Sunny yells distractingly: “Let the parade begin!”  With full stomachs the party takes to it’s feet.  Sunny swishes her oversized t-shirt left and right.  The drums kick on over an angelic chorus of horns.  Joanna joins behind, shaking her head so that her ears flop to the beat.  Piggy Squealson gets up on his hind legs and moves his hips to bounce his curly tail.  Puff Puff the lion lets out intermittent growls to match the melody while imitating a windmill with his arms.  Mr. Flamingo flies up and down while conducting the band with his beak.  Teddy doesn’t join the line but he does eek out a smile which catches Sunny’s eye.  In an instant she leaps on him and the other animals follow.  Teddy mistakenly lets his happiness show while playfully trying to get out from under the mound of bodies.  When the pig pile is over each lies exhausted beside the other. 

And then her father enters the tent.  The festivities quickly end.  The magical blanket has failed.  Today’s concoction is no good.  He lays down beside her and folds his hands around her.  They will have to attempt a different recipe tomorrow.

New Old Reviews – Elliott Smith
September 24, 2013, 8:16 pm
Filed under: Dig This Real | Tags: , ,

New reviews will be written soon, but the beginning of school is a hard time. I have been writing blogs about my children twice a week with pictures and details about what they are doing. I love writing, and writing those blogs is something I am so passionate about, but when I get home it’s very hard to write one of my own. So for another week please accept these old reviews and I promise something new will appear.

Picture 4

Picture 2


“Early Morning Pluck”- Patrick Maguire
September 23, 2013, 7:14 am
Filed under: Micro Fiction | Tags: , , ,

I’ve never had much love for early morning spiders; those careless arachnids that spin their one strand webs over shaded paths.

Their uselessness astounds me, baffles me even. Never have I seen an insect stupid enough to be caught by such a flimsy trap so this can’t be the way they acquire food. They could be using it for transportation but how much traveling could a spider do to justify remaking such an extravagant bridge daily? It could be the beginning of some grand web by a particularly ambitious eight legged beast but I’ve gone on vacation and come back weeks later to no more than the few strands that are built daily.

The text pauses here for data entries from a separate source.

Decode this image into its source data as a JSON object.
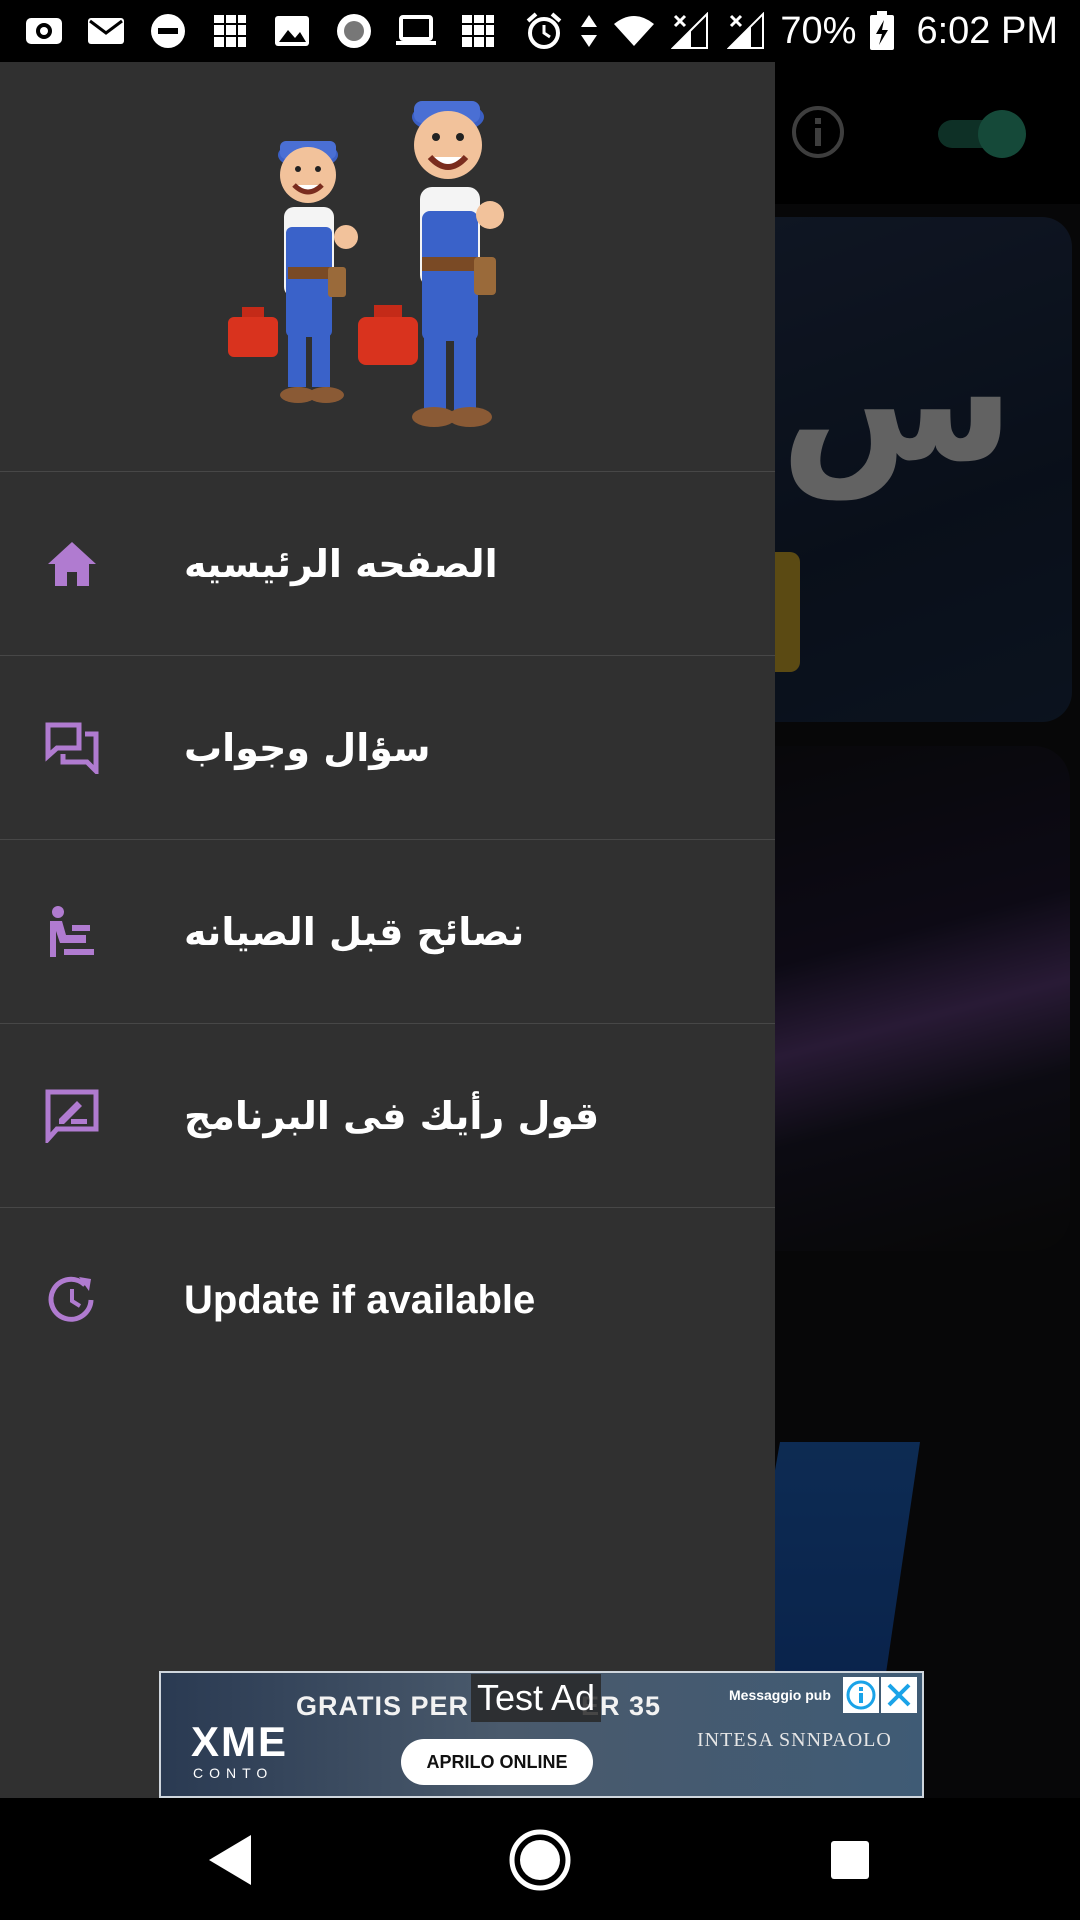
{
  "status_bar": {
    "left_icons": [
      "camera-icon",
      "mail-icon",
      "do-not-disturb-icon",
      "app-icon",
      "image-icon",
      "record-icon",
      "laptop-icon",
      "app-icon"
    ],
    "right_icons": [
      "alarm-icon",
      "data-arrows-icon",
      "wifi-icon",
      "signal-icon",
      "signal-icon",
      "battery-charging-icon"
    ],
    "battery": "70%",
    "time": "6:02 PM"
  },
  "drawer": {
    "header_image": "mechanics-illustration",
    "items": [
      {
        "label": "الصفحه الرئيسيه",
        "icon": "home-icon"
      },
      {
        "label": "سؤال وجواب",
        "icon": "forum-icon"
      },
      {
        "label": "نصائح قبل الصيانه",
        "icon": "spa-icon"
      },
      {
        "label": "قول رأيك فى البرنامج",
        "icon": "rate-review-icon"
      },
      {
        "label": "Update if available",
        "icon": "update-icon"
      }
    ]
  },
  "background": {
    "info_icon": "info-icon",
    "toggle_state": "on",
    "card_text": "س"
  },
  "ad": {
    "test_label": "Test Ad",
    "headline": "GRATIS PER",
    "headline_tail": "ER 35",
    "brand": "XME",
    "brand_sub": "CONTO",
    "cta": "APRILO ONLINE",
    "bank": "INTESA SNNPAOLO",
    "message": "Messaggio pub"
  },
  "colors": {
    "drawer_bg": "#303030",
    "icon_accent": "#b07bd0",
    "toggle_accent": "#2fa27e"
  },
  "nav_bar": {
    "back": "back-icon",
    "home": "home-circle-icon",
    "recents": "recents-icon"
  }
}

Even if I cannot figure your reasoning, you tiny creature, I know that every morning I will meet your web on the way to my car. Every morning, every morning for more than a decade now. Lately I’ve been thinking perhaps we aren’t struggling against each other. Perhaps we struggle in parallel. You know you try so hard not to be as useless as those early morning spiders but sometimes…